To F.I. Litho
– yet another cheque for printing Gay News

To Anthony Newley
– a nice modern theatre where he can stage all his shows – in Formosa.

To The Governor of Holloway Prison
– a big bunch of flowers for allowing Myra Hindley half an hour of light and air.

To The Festival of Light
– a power cut.

To The National Theatre
– the collected plays of Oscar Wilde to remind them of what they have been ignoring these past nine years.

To The GPO
– a two year work study programme of interfering with and losing so much of our mail and for indecent relationships with our telephone.

To Mary Whitehouse
– a pair of ear plugs and a sleeping shade.

To the BBC
– the retirement of Mary Whitehouse.

To ITV and London Weekend Television
– programmes as good as the commercials.

To Sir Gerald Nabarro
– more lady chauffeurs like his last one.

To Lord Longford
– a halo.

To Malcolm Muggeridge
– an airport at the bottom of his garden.

To Edward Heath
– a cabinet made up of ex-grammar school boys.

To Harold Wilson
– a political party

To David Bowie
– an appearance at next year’s Royal Command Performance.

To Larry Grayson
– some original jokes and a black mark for telling fibs.

To Chris Welch (of Melody Maker)
– a record player and a job on the Financial Times.

To The Daily Telegraph
– a losing law suit with Private Eye.

To The Sunday Telegraph
– Richard Ingrams as editor.

To The Evening Standard
– an ad in Gay News

To Private Eye
– a bathchair on the cliffs at Hastings.

To Martin Stafford BA
– A ‘Glad To Be Gay’ badge and a lifelong subscription to Gay News.

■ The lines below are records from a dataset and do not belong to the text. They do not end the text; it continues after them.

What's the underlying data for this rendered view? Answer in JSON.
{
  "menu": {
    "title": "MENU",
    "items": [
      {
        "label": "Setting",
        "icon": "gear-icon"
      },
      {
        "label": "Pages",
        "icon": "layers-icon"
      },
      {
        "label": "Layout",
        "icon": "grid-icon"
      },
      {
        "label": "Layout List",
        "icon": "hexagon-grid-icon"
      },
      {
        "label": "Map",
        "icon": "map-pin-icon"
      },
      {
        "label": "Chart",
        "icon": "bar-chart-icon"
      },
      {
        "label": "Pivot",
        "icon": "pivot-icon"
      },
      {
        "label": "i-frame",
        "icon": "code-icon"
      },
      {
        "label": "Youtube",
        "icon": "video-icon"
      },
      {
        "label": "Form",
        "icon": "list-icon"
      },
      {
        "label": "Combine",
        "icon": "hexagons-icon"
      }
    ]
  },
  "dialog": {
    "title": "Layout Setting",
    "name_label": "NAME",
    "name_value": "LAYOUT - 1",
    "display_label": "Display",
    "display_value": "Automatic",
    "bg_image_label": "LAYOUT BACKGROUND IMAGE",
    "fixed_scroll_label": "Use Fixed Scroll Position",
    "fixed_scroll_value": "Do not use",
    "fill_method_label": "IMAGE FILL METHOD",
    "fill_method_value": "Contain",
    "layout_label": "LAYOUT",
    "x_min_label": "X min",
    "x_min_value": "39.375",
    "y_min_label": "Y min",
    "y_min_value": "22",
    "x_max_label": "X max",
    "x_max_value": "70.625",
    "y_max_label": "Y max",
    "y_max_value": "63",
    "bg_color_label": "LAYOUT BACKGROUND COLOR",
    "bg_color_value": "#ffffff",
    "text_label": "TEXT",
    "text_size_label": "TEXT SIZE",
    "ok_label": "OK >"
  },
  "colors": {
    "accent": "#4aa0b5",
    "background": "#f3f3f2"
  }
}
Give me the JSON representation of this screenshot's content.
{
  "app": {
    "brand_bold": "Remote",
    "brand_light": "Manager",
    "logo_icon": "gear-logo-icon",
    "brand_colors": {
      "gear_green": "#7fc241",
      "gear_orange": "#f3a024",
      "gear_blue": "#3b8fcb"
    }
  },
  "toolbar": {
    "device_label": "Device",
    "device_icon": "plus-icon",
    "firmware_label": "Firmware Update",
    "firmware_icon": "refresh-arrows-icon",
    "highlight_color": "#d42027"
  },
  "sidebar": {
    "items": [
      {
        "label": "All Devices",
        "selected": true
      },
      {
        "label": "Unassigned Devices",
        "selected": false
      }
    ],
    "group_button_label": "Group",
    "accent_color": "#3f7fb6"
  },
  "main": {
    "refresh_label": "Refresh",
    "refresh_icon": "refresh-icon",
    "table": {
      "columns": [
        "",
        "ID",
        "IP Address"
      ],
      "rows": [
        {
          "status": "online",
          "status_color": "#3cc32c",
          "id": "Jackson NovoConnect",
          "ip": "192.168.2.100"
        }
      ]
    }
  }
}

To Chelsea Police
– a dictionary to look up the words ‘obstruction’ and ‘malicious’.

To Kensington Police
– a manual on ‘How To Care For Your Camera’